• **WHAT IS NEEDED**: What you output should match the data below exactly.

• **DATA SHOWN**:
'''

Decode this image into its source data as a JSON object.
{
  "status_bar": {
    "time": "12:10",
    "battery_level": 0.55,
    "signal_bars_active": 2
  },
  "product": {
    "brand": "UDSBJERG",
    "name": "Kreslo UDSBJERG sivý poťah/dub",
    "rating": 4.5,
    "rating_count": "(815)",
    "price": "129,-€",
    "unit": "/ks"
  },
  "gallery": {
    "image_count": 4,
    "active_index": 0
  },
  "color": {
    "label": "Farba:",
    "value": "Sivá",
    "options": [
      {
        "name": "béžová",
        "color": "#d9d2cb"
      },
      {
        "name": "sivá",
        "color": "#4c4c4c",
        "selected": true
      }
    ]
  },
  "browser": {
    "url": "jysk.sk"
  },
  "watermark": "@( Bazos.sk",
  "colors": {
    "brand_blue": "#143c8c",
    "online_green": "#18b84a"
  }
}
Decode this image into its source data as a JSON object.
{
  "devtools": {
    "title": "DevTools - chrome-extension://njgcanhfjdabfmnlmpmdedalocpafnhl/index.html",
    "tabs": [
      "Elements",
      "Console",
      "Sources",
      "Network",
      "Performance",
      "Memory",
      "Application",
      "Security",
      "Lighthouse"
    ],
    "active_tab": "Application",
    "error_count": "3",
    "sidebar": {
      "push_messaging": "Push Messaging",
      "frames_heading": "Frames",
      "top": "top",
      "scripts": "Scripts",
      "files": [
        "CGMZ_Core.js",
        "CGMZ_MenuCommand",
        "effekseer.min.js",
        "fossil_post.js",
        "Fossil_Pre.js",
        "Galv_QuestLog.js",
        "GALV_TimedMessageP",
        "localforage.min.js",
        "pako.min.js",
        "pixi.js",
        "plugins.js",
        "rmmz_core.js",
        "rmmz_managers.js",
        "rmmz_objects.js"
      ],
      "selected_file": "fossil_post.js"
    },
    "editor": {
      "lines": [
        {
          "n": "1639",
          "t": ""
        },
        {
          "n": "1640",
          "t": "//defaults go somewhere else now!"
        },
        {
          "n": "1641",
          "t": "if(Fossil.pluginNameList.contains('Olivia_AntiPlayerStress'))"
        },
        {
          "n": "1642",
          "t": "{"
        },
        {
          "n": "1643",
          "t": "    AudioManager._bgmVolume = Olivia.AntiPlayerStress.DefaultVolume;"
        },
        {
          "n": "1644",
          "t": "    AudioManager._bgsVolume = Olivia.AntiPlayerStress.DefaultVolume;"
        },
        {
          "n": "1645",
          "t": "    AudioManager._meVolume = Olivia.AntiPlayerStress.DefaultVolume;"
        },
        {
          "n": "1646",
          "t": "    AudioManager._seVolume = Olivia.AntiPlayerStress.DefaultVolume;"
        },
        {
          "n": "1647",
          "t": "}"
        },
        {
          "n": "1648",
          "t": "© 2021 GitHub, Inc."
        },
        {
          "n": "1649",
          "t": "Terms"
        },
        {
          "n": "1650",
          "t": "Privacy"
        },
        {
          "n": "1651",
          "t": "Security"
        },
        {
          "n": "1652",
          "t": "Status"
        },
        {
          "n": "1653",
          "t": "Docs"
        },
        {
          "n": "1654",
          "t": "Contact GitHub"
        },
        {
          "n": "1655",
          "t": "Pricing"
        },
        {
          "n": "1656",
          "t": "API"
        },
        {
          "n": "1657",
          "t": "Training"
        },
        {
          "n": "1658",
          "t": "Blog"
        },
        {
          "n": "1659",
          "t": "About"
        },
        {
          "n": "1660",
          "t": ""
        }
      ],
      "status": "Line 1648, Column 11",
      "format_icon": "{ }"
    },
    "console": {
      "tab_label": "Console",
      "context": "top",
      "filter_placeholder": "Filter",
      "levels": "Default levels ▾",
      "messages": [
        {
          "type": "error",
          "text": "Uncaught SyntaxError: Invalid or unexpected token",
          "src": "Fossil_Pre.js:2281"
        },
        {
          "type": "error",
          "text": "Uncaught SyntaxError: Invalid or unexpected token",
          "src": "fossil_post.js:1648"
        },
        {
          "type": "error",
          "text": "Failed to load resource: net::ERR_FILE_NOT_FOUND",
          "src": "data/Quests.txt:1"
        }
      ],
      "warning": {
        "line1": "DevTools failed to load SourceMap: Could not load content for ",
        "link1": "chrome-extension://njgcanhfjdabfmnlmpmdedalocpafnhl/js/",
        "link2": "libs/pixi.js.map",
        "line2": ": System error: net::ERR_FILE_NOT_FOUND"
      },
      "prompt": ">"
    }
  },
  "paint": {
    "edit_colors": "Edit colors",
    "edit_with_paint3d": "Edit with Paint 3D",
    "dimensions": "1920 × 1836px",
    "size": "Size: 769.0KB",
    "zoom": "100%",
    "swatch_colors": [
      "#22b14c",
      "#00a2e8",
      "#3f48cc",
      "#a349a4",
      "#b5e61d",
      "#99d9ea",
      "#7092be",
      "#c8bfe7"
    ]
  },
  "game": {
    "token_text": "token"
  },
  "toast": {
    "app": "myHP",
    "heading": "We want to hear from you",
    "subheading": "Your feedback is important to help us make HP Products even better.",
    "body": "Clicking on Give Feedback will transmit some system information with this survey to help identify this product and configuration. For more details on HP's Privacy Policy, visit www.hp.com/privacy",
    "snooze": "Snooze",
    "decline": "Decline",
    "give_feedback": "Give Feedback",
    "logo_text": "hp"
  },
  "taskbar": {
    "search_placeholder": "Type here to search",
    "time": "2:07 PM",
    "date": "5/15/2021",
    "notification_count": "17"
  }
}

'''

• **OUTPUT BELOW**:
Decode this image into its source data as a JSON object.
{
  "status_bar": {
    "time": "12:10",
    "battery_level": 0.55,
    "signal_bars_active": 2
  },
  "product": {
    "brand": "UDSBJERG",
    "name": "Kreslo UDSBJERG sivý poťah/dub",
    "rating": 4.5,
    "rating_count": "(815)",
    "price": "129,-€",
    "unit": "/ks"
  },
  "gallery": {
    "image_count": 4,
    "active_index": 0
  },
  "color": {
    "label": "Farba:",
    "value": "Sivá",
    "options": [
      {
        "name": "béžová",
        "color": "#d9d2cb"
      },
      {
        "name": "sivá",
        "color": "#4c4c4c",
        "selected": true
      }
    ]
  },
  "browser": {
    "url": "jysk.sk"
  },
  "watermark": "@( Bazos.sk",
  "colors": {
    "brand_blue": "#143c8c",
    "online_green": "#18b84a"
  }
}
Decode this image into its source data as a JSON object.
{
  "devtools": {
    "title": "DevTools - chrome-extension://njgcanhfjdabfmnlmpmdedalocpafnhl/index.html",
    "tabs": [
      "Elements",
      "Console",
      "Sources",
      "Network",
      "Performance",
      "Memory",
      "Application",
      "Security",
      "Lighthouse"
    ],
    "active_tab": "Application",
    "error_count": "3",
    "sidebar": {
      "push_messaging": "Push Messaging",
      "frames_heading": "Frames",
      "top": "top",
      "scripts": "Scripts",
      "files": [
        "CGMZ_Core.js",
        "CGMZ_MenuCommand",
        "effekseer.min.js",
        "fossil_post.js",
        "Fossil_Pre.js",
        "Galv_QuestLog.js",
        "GALV_TimedMessageP",
        "localforage.min.js",
        "pako.min.js",
        "pixi.js",
        "plugins.js",
        "rmmz_core.js",
        "rmmz_managers.js",
        "rmmz_objects.js"
      ],
      "selected_file": "fossil_post.js"
    },
    "editor": {
      "lines": [
        {
          "n": "1639",
          "t": ""
        },
        {
          "n": "1640",
          "t": "//defaults go somewhere else now!"
        },
        {
          "n": "1641",
          "t": "if(Fossil.pluginNameList.contains('Olivia_AntiPlayerStress'))"
        },
        {
          "n": "1642",
          "t": "{"
        },
        {
          "n": "1643",
          "t": "    AudioManager._bgmVolume = Olivia.AntiPlayerStress.DefaultVolume;"
        },
        {
          "n": "1644",
          "t": "    AudioManager._bgsVolume = Olivia.AntiPlayerStress.DefaultVolume;"
        },
        {
          "n": "1645",
          "t": "    AudioManager._meVolume = Olivia.AntiPlayerStress.DefaultVolume;"
        },
        {
          "n": "1646",
          "t": "    AudioManager._seVolume = Olivia.AntiPlayerStress.DefaultVolume;"
        },
        {
          "n": "1647",
          "t": "}"
        },
        {
          "n": "1648",
          "t": "© 2021 GitHub, Inc."
        },
        {
          "n": "1649",
          "t": "Terms"
        },
        {
          "n": "1650",
          "t": "Privacy"
        },
        {
          "n": "1651",
          "t": "Security"
        },
        {
          "n": "1652",
          "t": "Status"
        },
        {
          "n": "1653",
          "t": "Docs"
        },
        {
          "n": "1654",
          "t": "Contact GitHub"
        },
        {
          "n": "1655",
          "t": "Pricing"
        },
        {
          "n": "1656",
          "t": "API"
        },
        {
          "n": "1657",
          "t": "Training"
        },
        {
          "n": "1658",
          "t": "Blog"
        },
        {
          "n": "1659",
          "t": "About"
        },
        {
          "n": "1660",
          "t": ""
        }
      ],
      "status": "Line 1648, Column 11",
      "format_icon": "{ }"
    },
    "console": {
      "tab_label": "Console",
      "context": "top",
      "filter_placeholder": "Filter",
      "levels": "Default levels ▾",
      "messages": [
        {
          "type": "error",
          "text": "Uncaught SyntaxError: Invalid or unexpected token",
          "src": "Fossil_Pre.js:2281"
        },
        {
          "type": "error",
          "text": "Uncaught SyntaxError: Invalid or unexpected token",
          "src": "fossil_post.js:1648"
        },
        {
          "type": "error",
          "text": "Failed to load resource: net::ERR_FILE_NOT_FOUND",
          "src": "data/Quests.txt:1"
        }
      ],
      "warning": {
        "line1": "DevTools failed to load SourceMap: Could not load content for ",
        "link1": "chrome-extension://njgcanhfjdabfmnlmpmdedalocpafnhl/js/",
        "link2": "libs/pixi.js.map",
        "line2": ": System error: net::ERR_FILE_NOT_FOUND"
      },
      "prompt": ">"
    }
  },
  "paint": {
    "edit_colors": "Edit colors",
    "edit_with_paint3d": "Edit with Paint 3D",
    "dimensions": "1920 × 1836px",
    "size": "Size: 769.0KB",
    "zoom": "100%",
    "swatch_colors": [
      "#22b14c",
      "#00a2e8",
      "#3f48cc",
      "#a349a4",
      "#b5e61d",
      "#99d9ea",
      "#7092be",
      "#c8bfe7"
    ]
  },
  "game": {
    "token_text": "token"
  },
  "toast": {
    "app": "myHP",
    "heading": "We want to hear from you",
    "subheading": "Your feedback is important to help us make HP Products even better.",
    "body": "Clicking on Give Feedback will transmit some system information with this survey to help identify this product and configuration. For more details on HP's Privacy Policy, visit www.hp.com/privacy",
    "snooze": "Snooze",
    "decline": "Decline",
    "give_feedback": "Give Feedback",
    "logo_text": "hp"
  },
  "taskbar": {
    "search_placeholder": "Type here to search",
    "time": "2:07 PM",
    "date": "5/15/2021",
    "notification_count": "17"
  }
}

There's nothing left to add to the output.